Segment Start: Supplied data
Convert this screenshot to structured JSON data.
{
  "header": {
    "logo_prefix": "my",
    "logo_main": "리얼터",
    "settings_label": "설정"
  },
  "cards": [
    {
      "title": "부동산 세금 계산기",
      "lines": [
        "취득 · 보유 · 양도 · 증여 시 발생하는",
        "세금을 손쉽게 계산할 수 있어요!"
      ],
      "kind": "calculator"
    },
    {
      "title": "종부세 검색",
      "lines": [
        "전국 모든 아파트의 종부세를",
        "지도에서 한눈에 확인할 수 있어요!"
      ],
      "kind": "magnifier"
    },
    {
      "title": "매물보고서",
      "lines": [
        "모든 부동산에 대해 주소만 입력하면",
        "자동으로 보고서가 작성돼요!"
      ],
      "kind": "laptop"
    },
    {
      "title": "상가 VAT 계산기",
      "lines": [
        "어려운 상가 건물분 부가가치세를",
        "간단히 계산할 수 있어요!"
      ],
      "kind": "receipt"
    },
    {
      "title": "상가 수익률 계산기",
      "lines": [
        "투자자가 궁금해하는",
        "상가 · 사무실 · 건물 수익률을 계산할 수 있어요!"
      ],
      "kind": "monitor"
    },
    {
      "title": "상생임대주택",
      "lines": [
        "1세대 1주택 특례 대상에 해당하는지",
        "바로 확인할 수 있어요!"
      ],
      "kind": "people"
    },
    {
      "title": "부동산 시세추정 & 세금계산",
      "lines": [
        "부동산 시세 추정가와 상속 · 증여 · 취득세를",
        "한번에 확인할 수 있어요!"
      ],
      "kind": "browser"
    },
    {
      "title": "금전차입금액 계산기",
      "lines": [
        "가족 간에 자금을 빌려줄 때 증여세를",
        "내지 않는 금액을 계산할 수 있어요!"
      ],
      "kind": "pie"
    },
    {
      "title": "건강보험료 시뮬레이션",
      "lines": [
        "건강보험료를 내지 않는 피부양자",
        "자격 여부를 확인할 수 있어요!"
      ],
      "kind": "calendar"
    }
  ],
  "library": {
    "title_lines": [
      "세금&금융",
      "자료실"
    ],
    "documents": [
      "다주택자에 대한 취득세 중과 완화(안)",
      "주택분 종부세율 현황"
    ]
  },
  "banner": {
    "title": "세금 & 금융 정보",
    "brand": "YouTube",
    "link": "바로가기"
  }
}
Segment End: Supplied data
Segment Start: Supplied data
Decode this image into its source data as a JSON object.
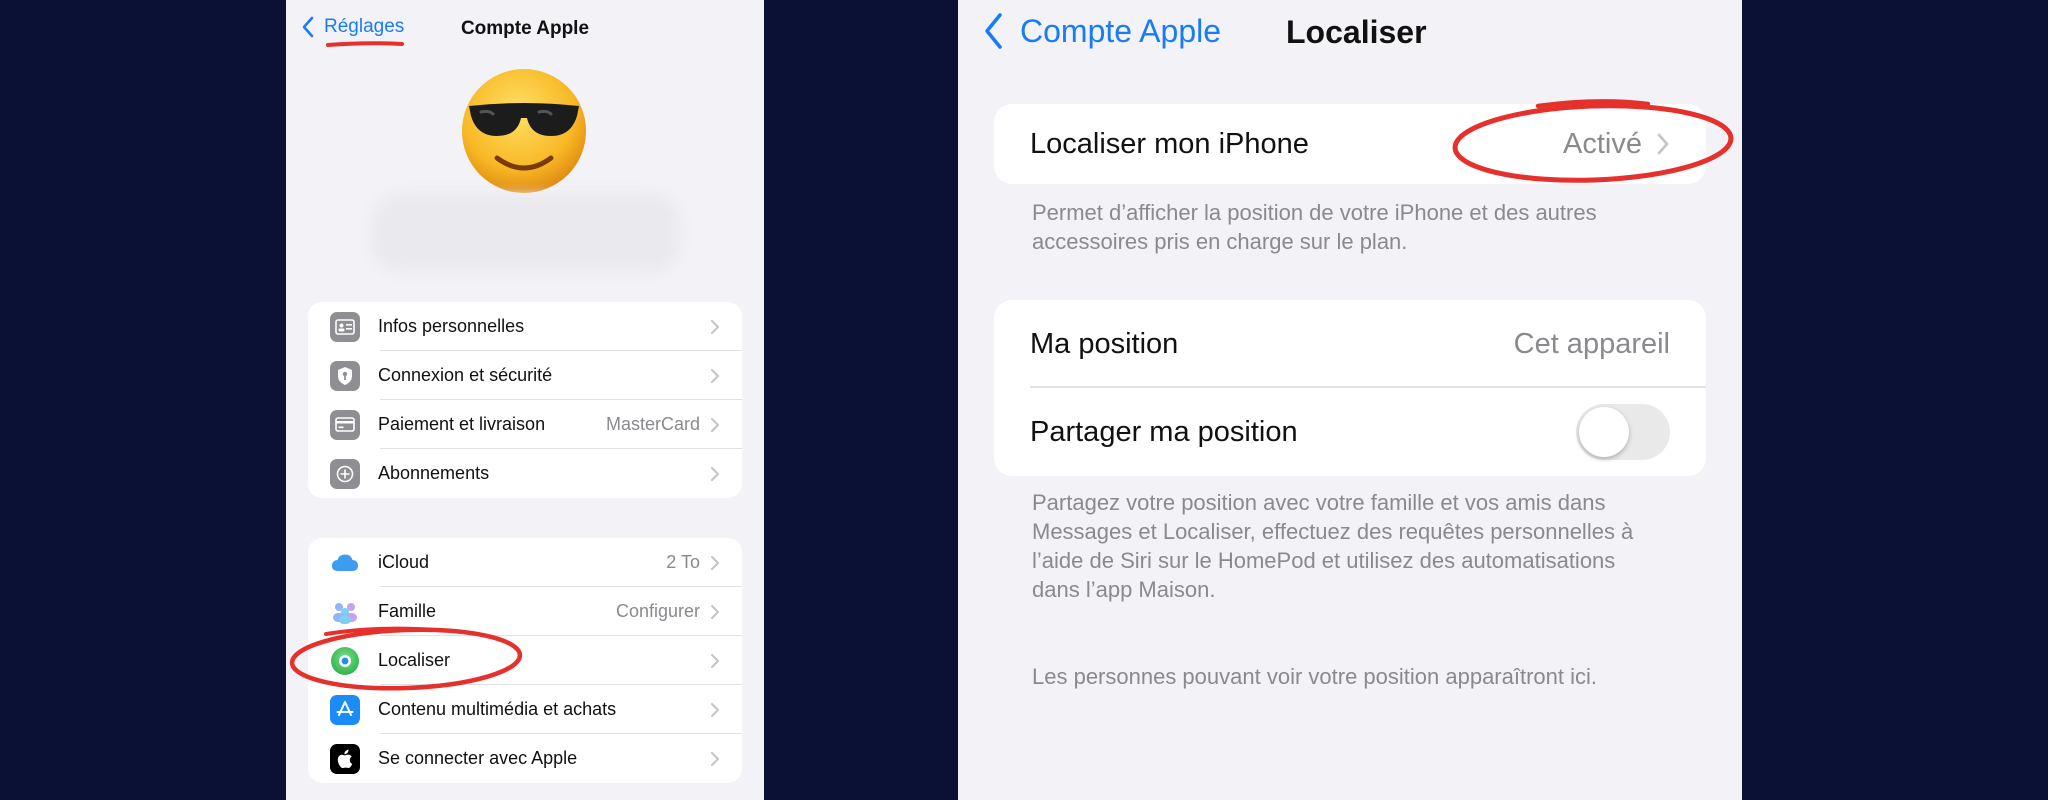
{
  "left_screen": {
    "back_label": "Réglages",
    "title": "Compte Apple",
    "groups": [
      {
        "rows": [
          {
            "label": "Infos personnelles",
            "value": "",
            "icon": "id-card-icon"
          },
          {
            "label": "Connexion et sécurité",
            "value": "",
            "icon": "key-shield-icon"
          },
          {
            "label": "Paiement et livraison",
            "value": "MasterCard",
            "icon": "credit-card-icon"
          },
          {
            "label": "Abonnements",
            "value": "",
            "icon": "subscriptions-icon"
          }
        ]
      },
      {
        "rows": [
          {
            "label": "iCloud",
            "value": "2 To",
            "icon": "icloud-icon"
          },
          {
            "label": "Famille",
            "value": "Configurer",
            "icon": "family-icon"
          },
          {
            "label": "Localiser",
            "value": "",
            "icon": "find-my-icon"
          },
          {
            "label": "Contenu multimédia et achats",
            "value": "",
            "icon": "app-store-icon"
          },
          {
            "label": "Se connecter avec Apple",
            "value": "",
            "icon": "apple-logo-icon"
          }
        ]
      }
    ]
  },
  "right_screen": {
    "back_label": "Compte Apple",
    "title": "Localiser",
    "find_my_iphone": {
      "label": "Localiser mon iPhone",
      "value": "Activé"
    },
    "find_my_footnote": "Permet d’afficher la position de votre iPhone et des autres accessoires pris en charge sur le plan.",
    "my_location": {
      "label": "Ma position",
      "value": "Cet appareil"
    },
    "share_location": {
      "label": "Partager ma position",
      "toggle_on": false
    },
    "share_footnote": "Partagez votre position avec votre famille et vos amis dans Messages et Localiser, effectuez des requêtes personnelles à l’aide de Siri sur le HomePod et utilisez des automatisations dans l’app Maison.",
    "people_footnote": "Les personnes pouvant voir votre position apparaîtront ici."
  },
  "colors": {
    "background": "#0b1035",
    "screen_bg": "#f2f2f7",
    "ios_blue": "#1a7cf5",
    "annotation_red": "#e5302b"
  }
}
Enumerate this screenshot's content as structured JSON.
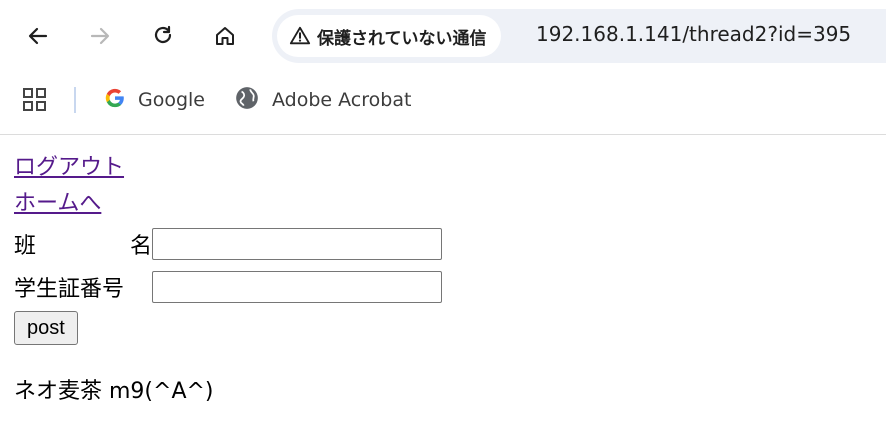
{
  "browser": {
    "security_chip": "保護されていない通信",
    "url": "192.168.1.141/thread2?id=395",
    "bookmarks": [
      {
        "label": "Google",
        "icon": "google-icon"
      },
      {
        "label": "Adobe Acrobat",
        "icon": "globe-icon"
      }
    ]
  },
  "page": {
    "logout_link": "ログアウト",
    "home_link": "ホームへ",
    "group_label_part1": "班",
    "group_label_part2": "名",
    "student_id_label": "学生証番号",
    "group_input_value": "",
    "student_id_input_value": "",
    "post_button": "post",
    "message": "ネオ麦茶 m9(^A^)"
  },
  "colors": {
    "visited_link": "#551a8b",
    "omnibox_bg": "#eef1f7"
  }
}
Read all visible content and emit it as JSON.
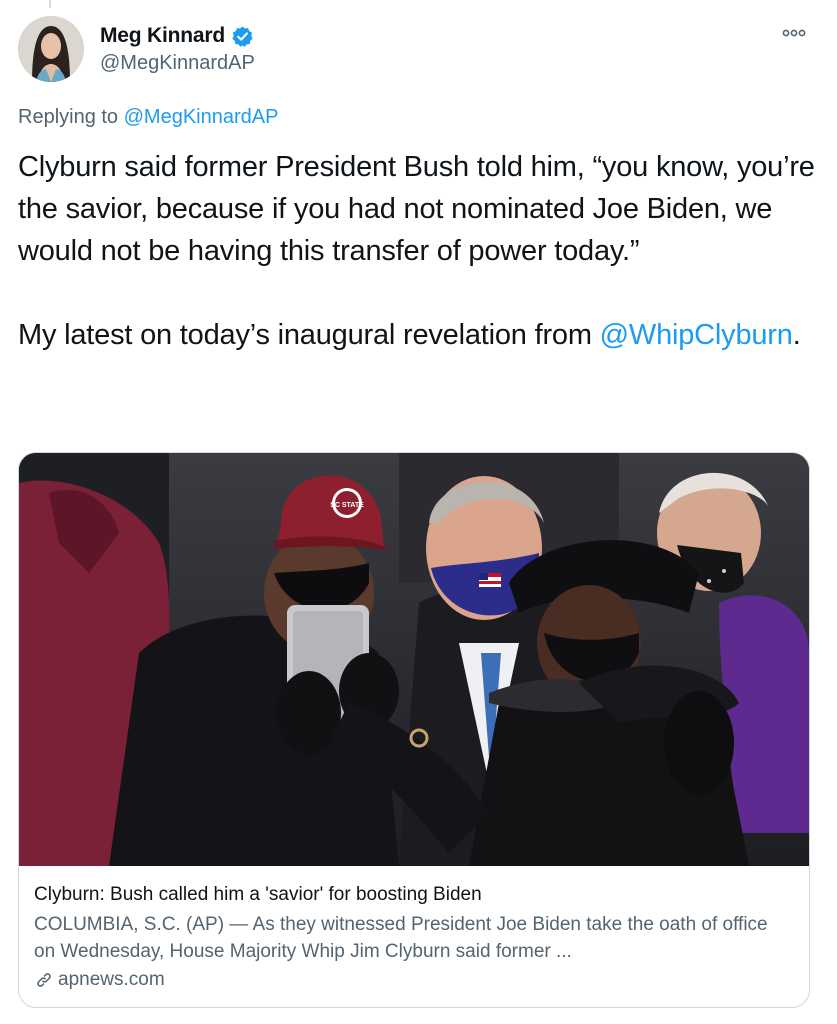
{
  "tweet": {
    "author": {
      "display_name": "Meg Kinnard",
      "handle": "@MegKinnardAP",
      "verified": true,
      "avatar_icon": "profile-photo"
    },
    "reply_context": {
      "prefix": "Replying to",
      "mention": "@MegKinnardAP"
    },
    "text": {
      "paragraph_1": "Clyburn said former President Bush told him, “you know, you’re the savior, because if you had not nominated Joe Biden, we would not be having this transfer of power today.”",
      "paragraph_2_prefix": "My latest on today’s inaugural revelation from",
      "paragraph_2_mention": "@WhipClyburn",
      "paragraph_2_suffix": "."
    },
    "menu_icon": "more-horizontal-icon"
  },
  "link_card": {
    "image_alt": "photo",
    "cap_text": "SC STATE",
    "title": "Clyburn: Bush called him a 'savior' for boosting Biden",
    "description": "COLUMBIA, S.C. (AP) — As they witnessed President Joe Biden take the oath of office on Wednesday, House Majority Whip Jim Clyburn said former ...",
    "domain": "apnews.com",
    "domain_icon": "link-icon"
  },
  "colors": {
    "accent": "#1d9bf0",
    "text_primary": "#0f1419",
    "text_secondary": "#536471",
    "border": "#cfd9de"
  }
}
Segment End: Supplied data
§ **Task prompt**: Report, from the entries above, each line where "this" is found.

§ **Answer box**:
Convert this screenshot to structured JSON data.
Decode this image into its source data as a JSON object.
Enumerate this screenshot's content as structured JSON.
      "paragraph_1": "Clyburn said former President Bush told him, “you know, you’re the savior, because if you had not nominated Joe Biden, we would not be having this transfer of power today.”",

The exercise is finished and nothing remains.